Although the decision is a landmark in biotechnology regulation, it’s also a very narrow one, says Martin Smith, an environmental economist at Duke University in Durham, North Carolina. FDA has signed off only on AquaBounty’s current breeding and growing setup, in which fish are bred at a facility on Prince Edward Island in Canada, and sterilized female eggs are flown to the highlands of Panama to be grown to market size. If the product takes off and the company wants to add facilities, these would need to get approved separately. “It’s not clear that it would be a simple process by any means,” Smith says.

With the current regulatory battle behind it, AquaBounty still has to win over grocery stores and shoppers wary of GM products. “It’s difficult to disentangle consumer’s attitudes from their understanding of the technology,” Smith says. “There are a lot of politics of [GM organisms] that might inform people's decision-making that might not have anything to do whatsoever with the technology.”

And because the new product can be labeled as farmed Atlantic salmon without mention of the genetic modification, consumers may not know they’re eating it unless retailers explicitly refuse to buy it, he says. Target, Trader Joe’s, and Whole Foods have already said they won’t sell the AquAdvantage salmon.
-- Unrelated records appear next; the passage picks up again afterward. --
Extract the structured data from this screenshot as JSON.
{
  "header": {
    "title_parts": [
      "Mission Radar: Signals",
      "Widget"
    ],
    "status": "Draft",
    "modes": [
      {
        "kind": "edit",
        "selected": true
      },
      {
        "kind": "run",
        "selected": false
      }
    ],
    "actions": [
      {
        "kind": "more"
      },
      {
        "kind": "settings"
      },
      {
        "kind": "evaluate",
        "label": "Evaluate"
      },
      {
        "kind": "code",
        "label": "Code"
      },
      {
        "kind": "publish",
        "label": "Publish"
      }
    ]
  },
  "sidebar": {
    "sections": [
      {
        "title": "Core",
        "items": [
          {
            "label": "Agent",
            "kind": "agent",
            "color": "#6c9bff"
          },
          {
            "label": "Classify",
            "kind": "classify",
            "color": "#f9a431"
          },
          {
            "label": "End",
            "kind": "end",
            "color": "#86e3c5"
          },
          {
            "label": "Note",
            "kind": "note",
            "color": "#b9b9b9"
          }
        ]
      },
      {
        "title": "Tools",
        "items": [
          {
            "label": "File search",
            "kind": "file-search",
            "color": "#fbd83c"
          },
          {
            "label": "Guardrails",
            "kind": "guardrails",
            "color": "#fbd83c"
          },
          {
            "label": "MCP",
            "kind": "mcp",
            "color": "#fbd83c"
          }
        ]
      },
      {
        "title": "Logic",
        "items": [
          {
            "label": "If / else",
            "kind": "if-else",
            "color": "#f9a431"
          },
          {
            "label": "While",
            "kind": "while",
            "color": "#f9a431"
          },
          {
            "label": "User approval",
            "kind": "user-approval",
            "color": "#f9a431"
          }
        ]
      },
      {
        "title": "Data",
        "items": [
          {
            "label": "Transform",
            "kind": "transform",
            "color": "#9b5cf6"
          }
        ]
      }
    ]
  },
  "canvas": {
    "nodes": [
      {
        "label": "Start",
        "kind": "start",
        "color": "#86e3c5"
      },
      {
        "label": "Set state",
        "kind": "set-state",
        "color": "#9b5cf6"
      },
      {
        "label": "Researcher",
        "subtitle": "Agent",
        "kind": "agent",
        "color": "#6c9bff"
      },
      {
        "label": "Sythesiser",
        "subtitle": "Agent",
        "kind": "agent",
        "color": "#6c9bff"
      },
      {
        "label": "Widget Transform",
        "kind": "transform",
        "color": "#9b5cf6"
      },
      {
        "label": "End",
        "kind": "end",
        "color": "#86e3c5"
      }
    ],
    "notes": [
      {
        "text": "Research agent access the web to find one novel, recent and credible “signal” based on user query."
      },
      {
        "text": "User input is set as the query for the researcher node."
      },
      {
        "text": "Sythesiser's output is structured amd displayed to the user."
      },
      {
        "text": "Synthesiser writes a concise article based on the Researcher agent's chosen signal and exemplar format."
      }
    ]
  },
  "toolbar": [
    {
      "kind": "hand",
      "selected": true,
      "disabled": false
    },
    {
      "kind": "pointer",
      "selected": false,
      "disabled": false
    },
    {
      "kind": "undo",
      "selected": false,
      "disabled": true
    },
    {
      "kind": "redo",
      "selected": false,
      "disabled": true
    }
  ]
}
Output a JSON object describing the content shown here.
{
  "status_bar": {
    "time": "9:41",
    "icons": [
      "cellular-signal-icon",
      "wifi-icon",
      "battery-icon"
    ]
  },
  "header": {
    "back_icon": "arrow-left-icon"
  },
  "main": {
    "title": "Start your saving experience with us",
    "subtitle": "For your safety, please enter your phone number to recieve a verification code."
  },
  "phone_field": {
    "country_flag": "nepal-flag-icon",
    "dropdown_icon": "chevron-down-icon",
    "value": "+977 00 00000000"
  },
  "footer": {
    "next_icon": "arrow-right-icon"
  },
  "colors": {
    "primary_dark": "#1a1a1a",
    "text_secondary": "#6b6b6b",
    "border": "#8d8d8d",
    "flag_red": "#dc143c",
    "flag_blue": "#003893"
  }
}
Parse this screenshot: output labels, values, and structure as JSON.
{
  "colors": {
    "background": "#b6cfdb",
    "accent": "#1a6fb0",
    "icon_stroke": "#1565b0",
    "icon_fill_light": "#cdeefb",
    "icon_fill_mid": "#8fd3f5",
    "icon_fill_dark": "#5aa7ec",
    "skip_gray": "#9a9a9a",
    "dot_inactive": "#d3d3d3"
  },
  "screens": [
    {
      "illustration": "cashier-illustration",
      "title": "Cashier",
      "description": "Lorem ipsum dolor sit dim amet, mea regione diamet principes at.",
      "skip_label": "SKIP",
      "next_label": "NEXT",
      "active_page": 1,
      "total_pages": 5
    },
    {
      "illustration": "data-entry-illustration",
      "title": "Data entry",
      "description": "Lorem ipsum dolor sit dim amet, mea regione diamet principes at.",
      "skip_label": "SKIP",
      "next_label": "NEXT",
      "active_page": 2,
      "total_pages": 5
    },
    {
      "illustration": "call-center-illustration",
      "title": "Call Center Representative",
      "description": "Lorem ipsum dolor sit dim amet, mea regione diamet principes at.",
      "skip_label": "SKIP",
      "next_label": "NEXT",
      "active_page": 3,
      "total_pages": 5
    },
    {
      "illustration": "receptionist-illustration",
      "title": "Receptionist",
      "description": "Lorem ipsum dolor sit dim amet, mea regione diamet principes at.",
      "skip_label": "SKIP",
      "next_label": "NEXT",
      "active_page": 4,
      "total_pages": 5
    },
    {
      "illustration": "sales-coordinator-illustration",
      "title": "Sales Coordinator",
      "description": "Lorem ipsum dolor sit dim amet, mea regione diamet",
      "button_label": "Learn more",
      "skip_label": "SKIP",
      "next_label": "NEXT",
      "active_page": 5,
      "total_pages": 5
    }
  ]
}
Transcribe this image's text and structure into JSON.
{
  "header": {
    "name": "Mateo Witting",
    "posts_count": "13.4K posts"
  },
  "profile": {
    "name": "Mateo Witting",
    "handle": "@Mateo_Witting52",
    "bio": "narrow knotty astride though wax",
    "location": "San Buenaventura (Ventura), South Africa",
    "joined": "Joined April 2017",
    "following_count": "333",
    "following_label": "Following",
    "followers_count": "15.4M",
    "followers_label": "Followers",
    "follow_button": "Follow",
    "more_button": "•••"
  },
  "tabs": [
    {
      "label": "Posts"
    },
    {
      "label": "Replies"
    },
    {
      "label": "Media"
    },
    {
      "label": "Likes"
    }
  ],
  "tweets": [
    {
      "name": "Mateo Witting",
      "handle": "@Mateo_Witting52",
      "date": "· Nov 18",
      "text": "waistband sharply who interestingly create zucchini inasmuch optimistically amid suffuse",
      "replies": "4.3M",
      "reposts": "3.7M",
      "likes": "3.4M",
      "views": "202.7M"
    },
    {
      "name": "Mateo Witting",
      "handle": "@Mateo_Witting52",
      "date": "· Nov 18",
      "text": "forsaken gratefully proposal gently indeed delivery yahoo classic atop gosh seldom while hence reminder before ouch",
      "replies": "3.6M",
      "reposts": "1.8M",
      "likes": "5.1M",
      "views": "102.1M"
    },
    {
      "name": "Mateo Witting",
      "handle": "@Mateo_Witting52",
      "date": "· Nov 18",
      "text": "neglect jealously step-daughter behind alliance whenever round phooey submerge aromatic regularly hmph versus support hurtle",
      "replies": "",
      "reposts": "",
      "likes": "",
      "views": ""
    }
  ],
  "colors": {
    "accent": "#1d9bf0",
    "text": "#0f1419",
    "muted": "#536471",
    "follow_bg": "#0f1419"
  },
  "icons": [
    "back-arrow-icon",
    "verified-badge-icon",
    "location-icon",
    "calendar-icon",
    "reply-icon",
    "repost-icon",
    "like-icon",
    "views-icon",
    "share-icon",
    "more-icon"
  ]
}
*Update, 19 November, 2:30 p.m.: This story has been expanded to include material from additional interviews.